The King of Football finally won his palace, and it will be open for all to revere the majesty of Pelé. This Sunday (15 June), the city of Santos, in São Paulo's coast, will inaugurate a museum dedicated to the history of the most famous number 10 of the Seleção, the three-time world champion footballer who has earned the title of "Athlete of the Century" from the IOC and a plethora of other recognitions that could fill paragraphs and paragraphs.

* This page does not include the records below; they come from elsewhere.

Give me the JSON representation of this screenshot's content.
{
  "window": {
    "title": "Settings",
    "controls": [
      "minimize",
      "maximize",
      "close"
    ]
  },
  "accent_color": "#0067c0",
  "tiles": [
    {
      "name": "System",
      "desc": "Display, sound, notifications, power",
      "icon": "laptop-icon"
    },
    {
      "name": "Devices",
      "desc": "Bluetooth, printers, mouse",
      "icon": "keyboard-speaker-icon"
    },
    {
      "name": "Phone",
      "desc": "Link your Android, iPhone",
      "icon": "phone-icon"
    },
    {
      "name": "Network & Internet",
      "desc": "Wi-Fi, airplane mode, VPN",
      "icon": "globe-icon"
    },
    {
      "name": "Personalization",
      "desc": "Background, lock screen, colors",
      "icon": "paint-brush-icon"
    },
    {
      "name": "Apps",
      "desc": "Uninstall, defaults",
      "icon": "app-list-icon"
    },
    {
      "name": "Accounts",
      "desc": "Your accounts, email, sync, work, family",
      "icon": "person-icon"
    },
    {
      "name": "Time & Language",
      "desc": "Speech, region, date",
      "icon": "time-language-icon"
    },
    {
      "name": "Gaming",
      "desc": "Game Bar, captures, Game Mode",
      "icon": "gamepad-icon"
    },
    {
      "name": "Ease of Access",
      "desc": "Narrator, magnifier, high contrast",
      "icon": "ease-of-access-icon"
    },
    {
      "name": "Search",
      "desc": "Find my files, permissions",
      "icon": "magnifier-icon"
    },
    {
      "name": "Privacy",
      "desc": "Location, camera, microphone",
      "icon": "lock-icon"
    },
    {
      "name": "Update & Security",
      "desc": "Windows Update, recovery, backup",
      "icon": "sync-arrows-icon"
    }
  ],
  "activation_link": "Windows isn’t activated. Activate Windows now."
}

Housed in a historic mansion in the Valongo neighborhood of Santos, the Museum has in display about 2,400 pieces of the collection that Pelé gathered during his nearly 74 years of life. The collection spans the entire time during which Pelé dazzled the world on the pitch, but goes further. From the shoeshiner box he used to make money in his childhood to the award for Best Player of the 1970 World Cup, the Pelé Museum holds objects of incalculable value to fans.
“The museum will give visitors a comprehensive overview of Pelé as a player, an idol and a myth, as well as of his importance for football and for Brazil," said journalist Odir Cunha, one of the museum's curators.
Complementing the historical pieces that tell the life of the little kid born in Três Corações (state of Minas Gerais) and raised in Baurú (state of São Paulo), technological devices installed in the museum will allow visitors to interact with Pelé himself. A hologram of the King will receive tourists. Visitors will also have the chance to repeat Pelé's thousandth goal or learn how to dribble like the King.
Four Cups and a King
To complement the permanent exhibition, the Museum will open with the special collection "Four Cups and a King," which will tell the story of Pelé's participation in the World Cups of 1958, 1962, 1966 and 1970 - of which Brazil won all but the 1966 one, played in England.
Even though Pelé did not play the 1950 World Cup – he was only a boy about to turn 10 at the time - that Cup will also have a space dedicated to it in this first exhibition. “This World Cup was important to Pelé, who saw his father crying with Brazil's defeat in the Maracanã and promised to give him that Cup. In 1958 he went to Sweden and won it," says the curator.
Cunha says the museum will also show a little-known scene of the first Brazilian World Cup. “A video that will draw attention is one of a match between Uruguay and Spain at the Pacaembu stadium. The first Uruguayan goal, by Gigghia, is identical to the one he would later score on Barbosa (Brazilian goalkeeper) [at the final]. The Seleção was playing in the Maracanã while that match took place. If this videotape existed at that time, would Barbosa have saved that shot?”.
The collection also includes video footage of a play that was only seen (so far) by those who were in the National Stadium of Chile in 1965 during a friendly tournament Santos participated in: a goal by Pelé against the Czechoslovakia National Team, which, according to Cunha, has unseen footage.
Approximately R$ 50 million were invested in the construction of the Pelé Museum, housed in a 19th century mansion that was practically rebuilt - only three walls of the original building withstood the time and the damages caused by two fires. The work included private investment and funds from the state and federal governments.
The museum includes two buildings, one for the permanent collection and temporary exhibitions and another for interactive pieces, and will also feature an auditorium, an administrative wing and an exclusive room for Pelé where he can receive visitors and authorities coming to Santos.
“The creation of this museum is fundamental. It will be a turning point in the history of the city," said Luiz Guimarães, Santos’ Secretary of Tourism. “From now on we will receive a steady flow of foreign tourists to visit the Museum, which is important to us. It will be one of the country's main attractions for football aficionados. Santos projected Pelé to the world, and now Pelé will bring the world back to Santos”.